**Work to complete**
Write out the data exactly as given, dropping every picture.

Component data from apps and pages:
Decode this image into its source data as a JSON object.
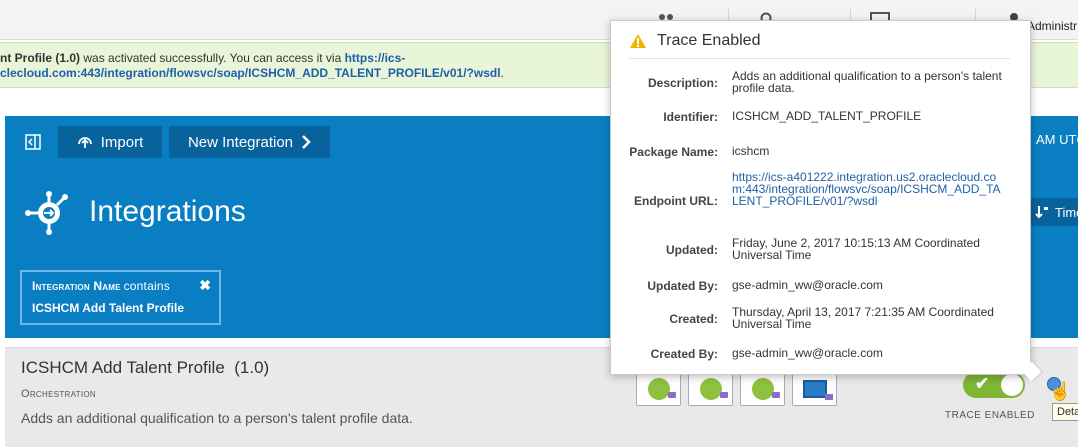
{
  "header": {
    "admin_label": "Administr"
  },
  "banner": {
    "text_strong": "nt Profile (1.0)",
    "text_rest": " was activated successfully. You can access it via ",
    "link_part1": "https://ics-",
    "link_part2": "clecloud.com:443/integration/flowsvc/soap/ICSHCM_ADD_TALENT_PROFILE/v01/?wsdl",
    "trailing": "."
  },
  "toolbar": {
    "import_label": "Import",
    "new_integration_label": "New Integration",
    "utc_text": "AM UTC"
  },
  "page": {
    "title": "Integrations",
    "time_button_label": "Time"
  },
  "filter": {
    "field_name": "Integration Name",
    "operator": "contains",
    "value": "ICSHCM Add Talent Profile",
    "close_glyph": "✖"
  },
  "integration": {
    "name": "ICSHCM Add Talent Profile",
    "version": "(1.0)",
    "type": "Orchestration",
    "description": "Adds an additional qualification to a person's talent profile data.",
    "trace_label": "TRACE ENABLED",
    "tooltip": "Deta"
  },
  "popover": {
    "title": "Trace Enabled",
    "warning_icon": "warning-triangle",
    "rows": [
      {
        "label": "Description:",
        "value": "Adds an additional qualification to a person's talent profile data."
      },
      {
        "label": "Identifier:",
        "value": "ICSHCM_ADD_TALENT_PROFILE"
      },
      {
        "label": "Package Name:",
        "value": "icshcm"
      },
      {
        "label": "Endpoint URL:",
        "value": "https://ics-a401222.integration.us2.oraclecloud.com:443/integration/flowsvc/soap/ICSHCM_ADD_TALENT_PROFILE/v01/?wsdl"
      },
      {
        "label": "Updated:",
        "value": "Friday, June 2, 2017 10:15:13 AM Coordinated Universal Time"
      },
      {
        "label": "Updated By:",
        "value": "gse-admin_ww@oracle.com"
      },
      {
        "label": "Created:",
        "value": "Thursday, April 13, 2017 7:21:35 AM Coordinated Universal Time"
      },
      {
        "label": "Created By:",
        "value": "gse-admin_ww@oracle.com"
      }
    ]
  },
  "colors": {
    "brand_blue": "#0a7ec2",
    "button_blue": "#08629b",
    "banner_green": "#e9f5d9",
    "toggle_green": "#7fb636",
    "link_blue": "#1f5fa8",
    "warning_yellow": "#f0b400"
  }
}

**Response to the task**
Decode this image into its source data as a JSON object.
{
  "header": {
    "admin_label": "Administr"
  },
  "banner": {
    "text_strong": "nt Profile (1.0)",
    "text_rest": " was activated successfully. You can access it via ",
    "link_part1": "https://ics-",
    "link_part2": "clecloud.com:443/integration/flowsvc/soap/ICSHCM_ADD_TALENT_PROFILE/v01/?wsdl",
    "trailing": "."
  },
  "toolbar": {
    "import_label": "Import",
    "new_integration_label": "New Integration",
    "utc_text": "AM UTC"
  },
  "page": {
    "title": "Integrations",
    "time_button_label": "Time"
  },
  "filter": {
    "field_name": "Integration Name",
    "operator": "contains",
    "value": "ICSHCM Add Talent Profile",
    "close_glyph": "✖"
  },
  "integration": {
    "name": "ICSHCM Add Talent Profile",
    "version": "(1.0)",
    "type": "Orchestration",
    "description": "Adds an additional qualification to a person's talent profile data.",
    "trace_label": "TRACE ENABLED",
    "tooltip": "Deta"
  },
  "popover": {
    "title": "Trace Enabled",
    "warning_icon": "warning-triangle",
    "rows": [
      {
        "label": "Description:",
        "value": "Adds an additional qualification to a person's talent profile data."
      },
      {
        "label": "Identifier:",
        "value": "ICSHCM_ADD_TALENT_PROFILE"
      },
      {
        "label": "Package Name:",
        "value": "icshcm"
      },
      {
        "label": "Endpoint URL:",
        "value": "https://ics-a401222.integration.us2.oraclecloud.com:443/integration/flowsvc/soap/ICSHCM_ADD_TALENT_PROFILE/v01/?wsdl"
      },
      {
        "label": "Updated:",
        "value": "Friday, June 2, 2017 10:15:13 AM Coordinated Universal Time"
      },
      {
        "label": "Updated By:",
        "value": "gse-admin_ww@oracle.com"
      },
      {
        "label": "Created:",
        "value": "Thursday, April 13, 2017 7:21:35 AM Coordinated Universal Time"
      },
      {
        "label": "Created By:",
        "value": "gse-admin_ww@oracle.com"
      }
    ]
  },
  "colors": {
    "brand_blue": "#0a7ec2",
    "button_blue": "#08629b",
    "banner_green": "#e9f5d9",
    "toggle_green": "#7fb636",
    "link_blue": "#1f5fa8",
    "warning_yellow": "#f0b400"
  }
}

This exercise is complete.